Plastic’s everywhere – so how do we stop it contaminating samples? 

Microplastics researchers need to think about everything from the jackets they wear in the field and their sampling containers to laboratory washing up methods to avoid contamination, according to a visiting biology professor who runs a plastics testing laboratory in the United States.

Dr Brian Walker, from Fairfield University in Fairfield Connecticut, told a recent workshop at The University of Western Australia’s Indian Ocean Marine Research Centre there had been a big growth in microplastics studies since 2010 as concerns mounted about the vast volume of plastics breaking up and being eaten by land and marine life.

“There is evidence these plastics are now affecting human health,” Dr Walker said.

“They can also be a vessel for bringing organisms such as viruses and neurotoxins into the body.”

The workshop was organised by Dr Belinda Cannell, from UWA’s Oceans Institute. UWA is one of the Western Australian Marine Science Institution’s partner organisations.

Dr Walker, who has worked for more than 20 years with penguins in Argentina, told the group he had developed some best practices for fieldwork and laboratory analysis to help ensure the highest standards for microplastics research.
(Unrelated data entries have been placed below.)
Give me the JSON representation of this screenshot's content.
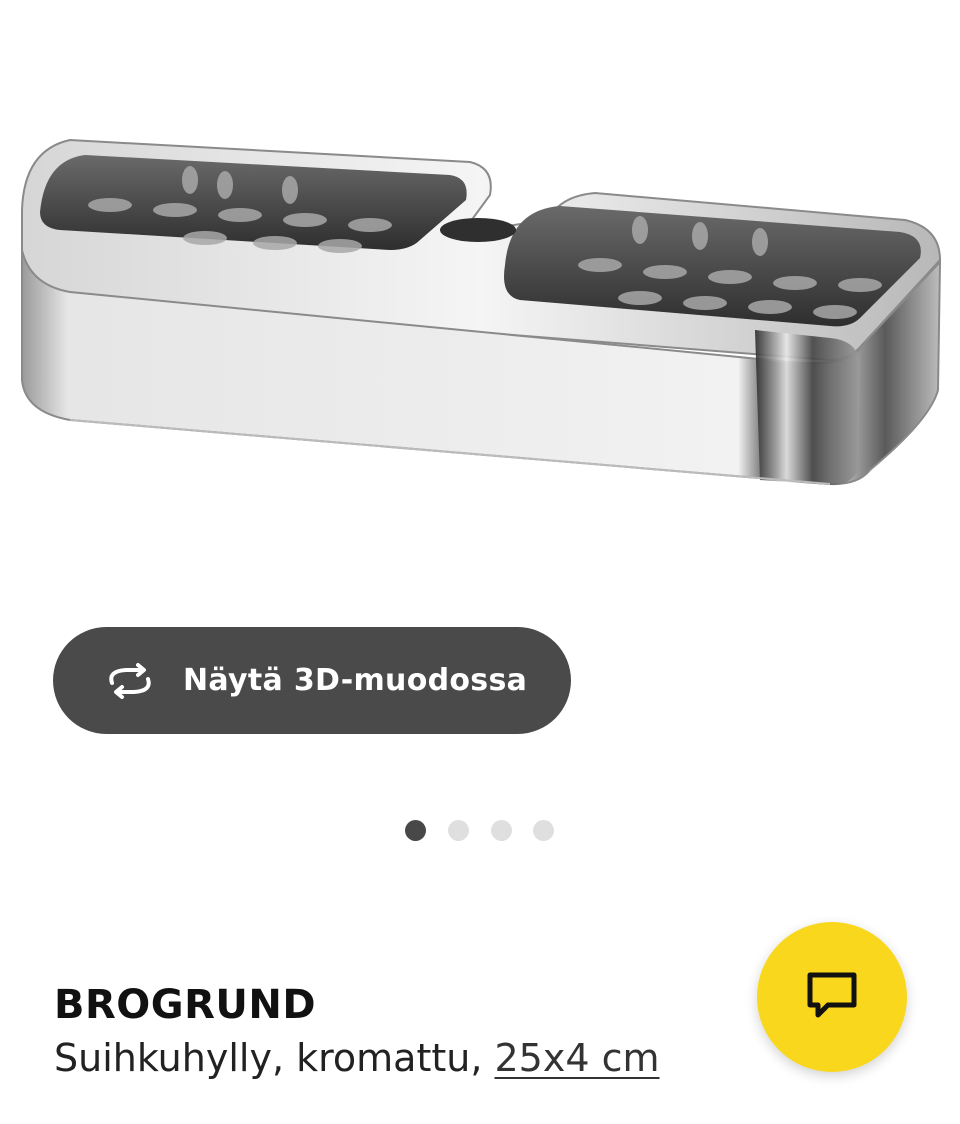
{
  "product": {
    "name": "BROGRUND",
    "description": "Suihkuhylly, kromattu, ",
    "size": "25x4 cm"
  },
  "view3d": {
    "label": "Näytä 3D-muodossa",
    "icon": "rotate-3d-icon"
  },
  "carousel": {
    "total": 4,
    "active_index": 0
  },
  "chat": {
    "icon": "chat-bubble-icon",
    "color": "#f9d71c"
  },
  "colors": {
    "button_bg": "#4a4a4a",
    "dot_active": "#484848",
    "dot_inactive": "#dfdfdf"
  }
}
He said avoiding sample contamination involved scrutiny of every part of the process from the field to laboratory.

“When I have worked with collected penguin excrement, I try to get it as fresh as possible so it’s less likely to pick up micro or nano plastics in the environment although this isn’t always possible,” he said.

Dr Cannell, who is investigating microplastics in little penguins in Western Australia, said the seabirds’ nests can create challenges.

“Little penguins do not nest on the surface, so we don’t usually get to see a penguin defecating, so we scrape the samples from the ground,” Dr Cannell said.

Both researchers take care to avoid contamination by wearing cotton, rather than latex, gloves and retrieving samples with metal, not plastic, tools.

Dr Walker advises researchers to wear clothes made of natural fibres as much as possible because fabrics such as Polarfleece, which is widely used in cold climate garments, often shed synthetic fibres.

“When it’s raining, cotton is not an option so after one field trip where I wore a raincoat, I removed some of its fibres for testing to check they hadn’t got into the samples from the field,” he said.

“Back in my laboratory we hand wash glass sample jars with double filtered water and don’t use the dishwasher because of the plastic hoses.”

“The jars are always covered with foil rather than plastic and we even check to make sure there is no film on the foil.

“I can’t stress enough the importance of stopping contamination.”

Dr Walker said a new infrared microscope, he’d bought with the help of a grant, would speed up and improve the laboratory’s process for identifying microplastics on filters.